Though it can be hard to stop drinking soda, even if you know it’s bad for you, there are several steps you can take to cut back on soda and take back your health.
Below are strategies to help you stop drinking soda.
Drink more water
In some cases, soda cravings could be confused with thirst.
If you feel the urge to drink soda, try drinking a large glass of water first and wait for a few minutes. It’s possible you could notice the craving fade away after you quench your thirst.
Water is not only great for quenching your thirst but also helps you stay hydrated.
Distance yourself from soda
If you feel a soda craving coming on, try to distance yourself from the thought.
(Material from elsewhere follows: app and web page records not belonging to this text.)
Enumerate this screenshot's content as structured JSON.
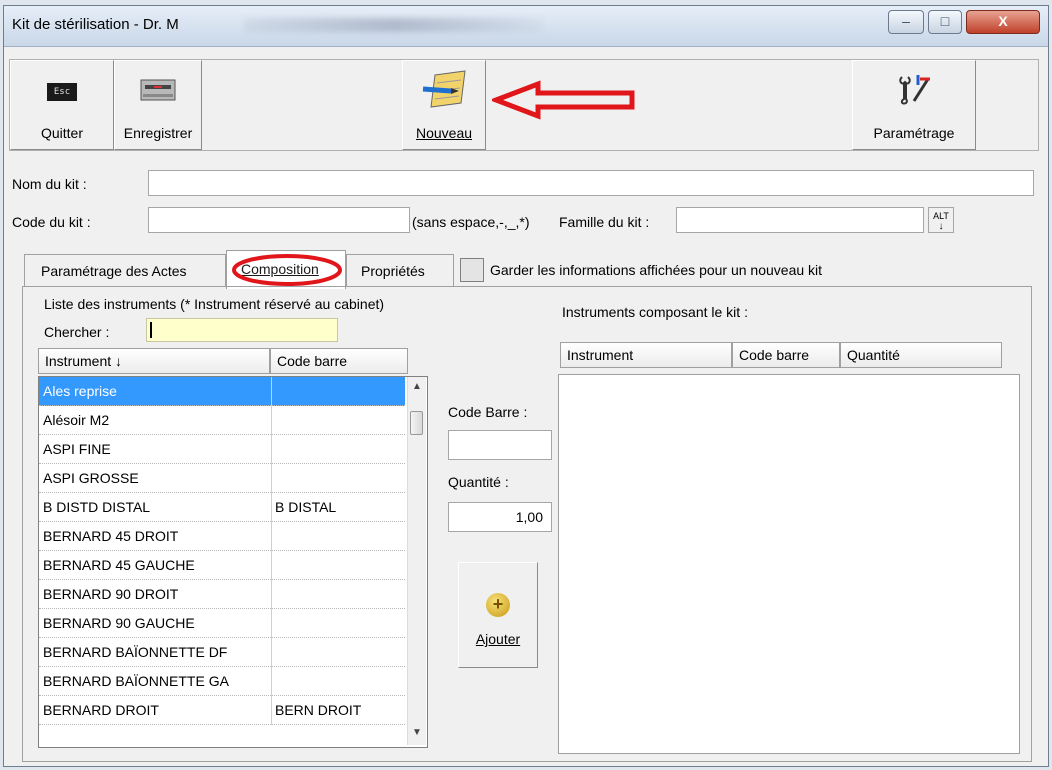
{
  "window": {
    "title": "Kit de stérilisation - Dr. M",
    "minimize": "–",
    "maximize": "□",
    "close": "X"
  },
  "toolbar": {
    "quit_label": "Quitter",
    "quit_icon_text": "Esc",
    "save_label": "Enregistrer",
    "new_label": "Nouveau",
    "settings_label": "Paramétrage"
  },
  "form": {
    "kit_name_label": "Nom du kit :",
    "kit_name_value": "",
    "kit_code_label": "Code du kit :",
    "kit_code_value": "",
    "kit_code_hint": "(sans espace,-,_,*)",
    "family_label": "Famille du kit :",
    "family_value": "",
    "family_btn": "ALT"
  },
  "tabs": {
    "acts": "Paramétrage des Actes",
    "composition": "Composition",
    "properties": "Propriétés",
    "keep_label": "Garder les informations affichées pour un nouveau kit"
  },
  "left": {
    "list_title": "Liste des instruments (* Instrument réservé au cabinet)",
    "search_label": "Chercher :",
    "search_value": "",
    "col_instrument": "Instrument ↓",
    "col_barcode": "Code barre",
    "rows": [
      {
        "instrument": "Ales reprise",
        "barcode": ""
      },
      {
        "instrument": "Alésoir M2",
        "barcode": ""
      },
      {
        "instrument": "ASPI FINE",
        "barcode": ""
      },
      {
        "instrument": "ASPI GROSSE",
        "barcode": ""
      },
      {
        "instrument": "B DISTD DISTAL",
        "barcode": "B DISTAL"
      },
      {
        "instrument": "BERNARD 45 DROIT",
        "barcode": ""
      },
      {
        "instrument": "BERNARD 45 GAUCHE",
        "barcode": ""
      },
      {
        "instrument": "BERNARD 90 DROIT",
        "barcode": ""
      },
      {
        "instrument": "BERNARD 90 GAUCHE",
        "barcode": ""
      },
      {
        "instrument": "BERNARD BAÏONNETTE DF",
        "barcode": ""
      },
      {
        "instrument": "BERNARD BAÏONNETTE GA",
        "barcode": ""
      },
      {
        "instrument": "BERNARD DROIT",
        "barcode": "BERN DROIT"
      }
    ]
  },
  "middle": {
    "barcode_label": "Code Barre :",
    "barcode_value": "",
    "qty_label": "Quantité :",
    "qty_value": "1,00",
    "add_label": "Ajouter"
  },
  "right": {
    "title": "Instruments composant le kit :",
    "col_instrument": "Instrument",
    "col_barcode": "Code barre",
    "col_qty": "Quantité"
  },
  "colors": {
    "selection": "#3399ff",
    "annotation": "#e0161b",
    "search_bg": "#ffffcc"
  }
}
Acts such as going for a walk or taking a shower may help shift your thought process and environment from the craving and stop it completely.
Some studies have shown that chewing gum may help curb cravings as well (31, 32).
Another thing you can do is ensure that there’s no soda in your household or easy-to-access areas to help reduce temptation and minimize cravings.
Avoid getting hungry
Hunger is a key driver of cravings, including those for soda.
Therefore, ensuring you don’t get hungry could help you combat soda cravings.
To prevent hunger, ensure you eat regularly throughout the day and have healthy snacks nearby in case you feel hunger coming on.
Preparing your meals can also help you avoid situations in which you get hungry.
Opt for a healthy sweet treat
Sugar cravings are incredibly common.
In some cases, the strong urge to drink soda can be simply curbed by replacing the soda with a healthier sweet alternative.
Some healthy sweet treats you could choose in place of soda include:
- fruits like apples, berries, pineapple, mangoes, and grapes
- sugar-free chewing gum
- yogurt with a few small pieces of fruit
However, avoid replacing soda with fruit juices. Though fruit juices contain more nutrients than soda, they’re very high in sugar.
Try to manage your stress levels
Often, stress can induce cravings for food, especially among women (33).
Numerous studies have shown that people under stress tend to consume more calories and have more cravings than non-stressed individuals (34, 35, 36).
There are many ways to help relieve stress, including regular exercise, meditating, practicing yoga, deep breathing, and mindfulness.
Try a soda alternative
Sometimes, the easiest way to curb a craving is to replace it with something similar.
Although opting for a diet soda can help you cut back on calories, there are plenty of healthier options that can provide you with a refreshing kick, including:
- Infused sparkling water. Add slices of your favorite fruits into sparkling water for a delicious soda substitute.
- Sparkling green tea. Several companies produce sparkling green tea that contains much less sugar than soda and provides the benefits of green tea.
- Kombucha. This is a delicious probiotic tea that’s associated with many of the same health benefits of drinking tea.
- Water with mint and cucumber. This refreshing beverage may not only quench your thirst but also help curb your craving for soda.
- Herbal or fruit teas. These drinks aren’t only calorie-free but may even provide health benefits.
- Coconut water. Though not free of calories, this natural beverage is still a much healthier choice than sugary soda.
Create a support system
Many people consume soda frequently in social situations.
If you’re trying to quit drinking soda, it’s a good idea to let the people closest to you know. This way they can help you stay accountable and on track.